Clinical OMICS

NOV-DEC 2018

Healthcare magazine for research scientists, labs, pathologists, hospitals, cancer centers, physicians and biopharma companies providing news articles, expert interviews and videos about molecular diagnostics in precision medicine

Issue link:

Contents of this Issue


Page 11 of 51

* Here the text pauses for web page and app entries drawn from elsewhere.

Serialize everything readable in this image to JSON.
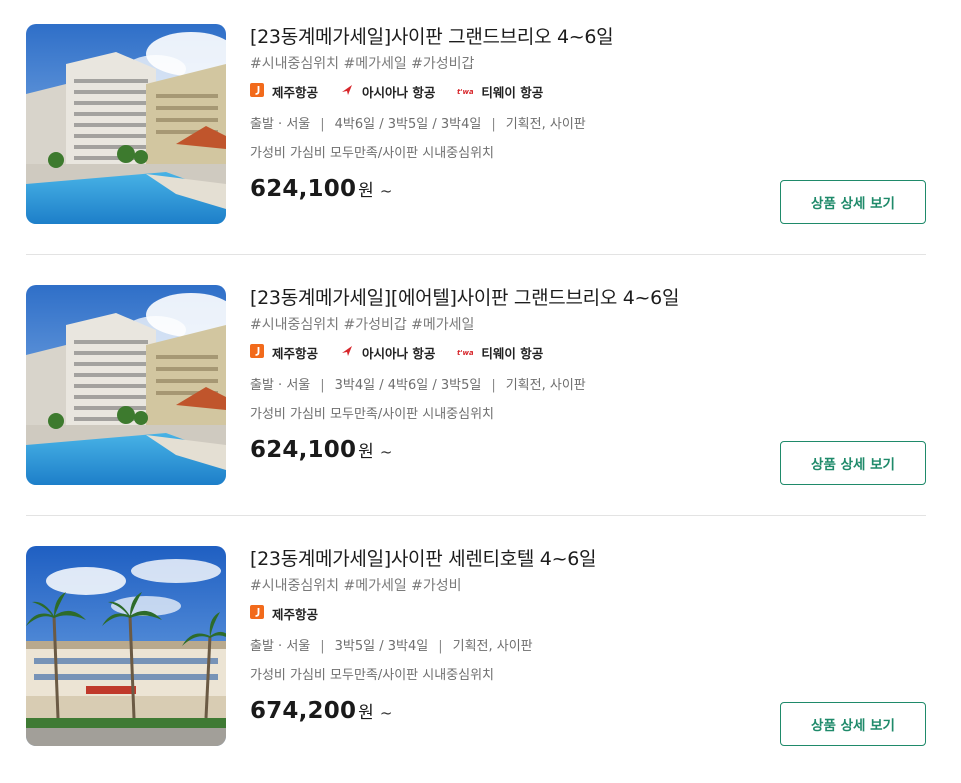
{
  "products": [
    {
      "title": "[23동계메가세일]사이판 그랜드브리오 4~6일",
      "tags": "#시내중심위치 #메가세일 #가성비갑",
      "airlines": [
        {
          "name": "제주항공",
          "logo": "jeju-air-logo",
          "color": "#f26a1b"
        },
        {
          "name": "아시아나 항공",
          "logo": "asiana-logo",
          "color": "#d7262b"
        },
        {
          "name": "티웨이 항공",
          "logo": "tway-logo",
          "color": "#d7262b"
        }
      ],
      "departure": "출발 · 서울",
      "durations": "4박6일 / 3박5일 / 3박4일",
      "category": "기획전, 사이판",
      "description": "가성비 가심비 모두만족/사이판 시내중심위치",
      "price": "624,100",
      "currency": "원",
      "price_suffix": "~",
      "button_label": "상품 상세 보기",
      "image": "hotel-pool-photo"
    },
    {
      "title": "[23동계메가세일][에어텔]사이판 그랜드브리오 4~6일",
      "tags": "#시내중심위치 #가성비갑 #메가세일",
      "airlines": [
        {
          "name": "제주항공",
          "logo": "jeju-air-logo",
          "color": "#f26a1b"
        },
        {
          "name": "아시아나 항공",
          "logo": "asiana-logo",
          "color": "#d7262b"
        },
        {
          "name": "티웨이 항공",
          "logo": "tway-logo",
          "color": "#d7262b"
        }
      ],
      "departure": "출발 · 서울",
      "durations": "3박4일 / 4박6일 / 3박5일",
      "category": "기획전, 사이판",
      "description": "가성비 가심비 모두만족/사이판 시내중심위치",
      "price": "624,100",
      "currency": "원",
      "price_suffix": "~",
      "button_label": "상품 상세 보기",
      "image": "hotel-pool-photo"
    },
    {
      "title": "[23동계메가세일]사이판 세렌티호텔 4~6일",
      "tags": "#시내중심위치 #메가세일 #가성비",
      "airlines": [
        {
          "name": "제주항공",
          "logo": "jeju-air-logo",
          "color": "#f26a1b"
        }
      ],
      "departure": "출발 · 서울",
      "durations": "3박5일 / 3박4일",
      "category": "기획전, 사이판",
      "description": "가성비 가심비 모두만족/사이판 시내중심위치",
      "price": "674,200",
      "currency": "원",
      "price_suffix": "~",
      "button_label": "상품 상세 보기",
      "image": "hotel-palm-photo"
    }
  ],
  "colors": {
    "accent": "#1f8a6a",
    "divider": "#e3e3e3",
    "muted_text": "#7a7a7a"
  }
}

10 Clinical OMICs November/December 2018 News centers are supposed to analyze data for genetic results to be responsibly returned to participants who are interested in receiving them. Initially, the results will include information about the American College of Medical Genetics and Genomics' ACMG 59—the set of 59 genes recognized as the most medi- cally actionable known to be associated with risk of diseases amenable to prevention or early diagnosis. The pace of clinical validation "will be approximately 3,000 assays for Year 1 and 6,000 for years after that. This is based on the frequency of ACMG variants based on pri- mary data," Brad Ozenberger, Ph.D., the Data and Research Center program director for the All of Us Research Pro- gram, stated at a May 31 informational webinar for pro- fessionals interested in responding to the Genome Centers funding announcement, according to a transcript published by the NIH. The genome centers also will return information about drug–gene interactions that hold potential for informing cli- nicians on medications that may be best suited for particu- lar conditions based on participants' genetic makeup. In the future, information about participants' ancestry and traits will be available, the NIH said. All of Us participants are asked to share health and lifestyle information, including online surveys, data from electronic health records (EHRs), and blood and urine samples—all of which, the NIH has said, will continue to be collected over the course of the program. To date, more than 110,000 peo- ple have registered with All of Us, and more than 60,000 have completed all elements of the core protocol, according to the NIH. Over time, participants are expected to continue sharing information through additional surveys, biosam- ples, fitness trackers, and more. The de-identified data will be accessible to researchers, with the goal of developing tailored treatments and preven- tion strategies. The NIH has also committed to providing participants access to their data responsibly, saying that All of Us will announce it is soliciting proposals for agency funding for genetic counseling resources later this year. The NIH has committed All of Us to becoming the nation's largest and most diverse research cohort, with plans to "oversample" communities underrepresented in research in the past. "Our goal ultimately is to have 70% to 75% of the 1 mil- lion participants be in the underrepresented in biomedical research category; however, this may be reevaluated in the future," Joni L. Rutter, Ph.D., the director of scientific pro- grams for the All of Us Research Program, stated during the NIH webinar. Briggs said the designation as an All of Us Genome Cen- ter will build on HGSC's two decades of advancing genomic research and precision medicine. Founded in 1996 as one of six pilot programs for the final phases of the Human Genome Project, HGSC focuses on deciphering the genetics of common complex diseases, integrating omics data into genetic analyses, and devel- oping new technologies and applications. Baylor, which likes to call itself the "cradle of precision medicine," is a pioneer of comprehensive clinical genome testing in pedi- atric patients. "When a child comes in with a suspected genetic disorder, very often we'll sequence them, and we'll discover that the cause of their genetic disorder is a new gene that we only found a year ago. So, there's a very quick cycle between the discovery and the research. And the children that we can't solve in the clinical lab, we very often consent them for research, so they help drive the discovery," Briggs said. "Now that's the paradigm we want in adult medicine. "What will the Baylor-Hopkins Clinical Genomics Center do at Baylor? It will help accelerate that transition of the par- adigm we built in childhood disease into adult disease." (continued from previous page) Richard Gibbs, Ph.D., founding director of the Human Genome Sequenc- ing Center (HSGC) at Baylor and principal investigator of the Baylor-Hop- kins Clinical Genomics Center, will bring his deep experience that began with his work on the Human Genome Project to the All of Us research program.

Articles in this issue

Links on this page

Archives of this issue

view archives of Clinical OMICS - NOV-DEC 2018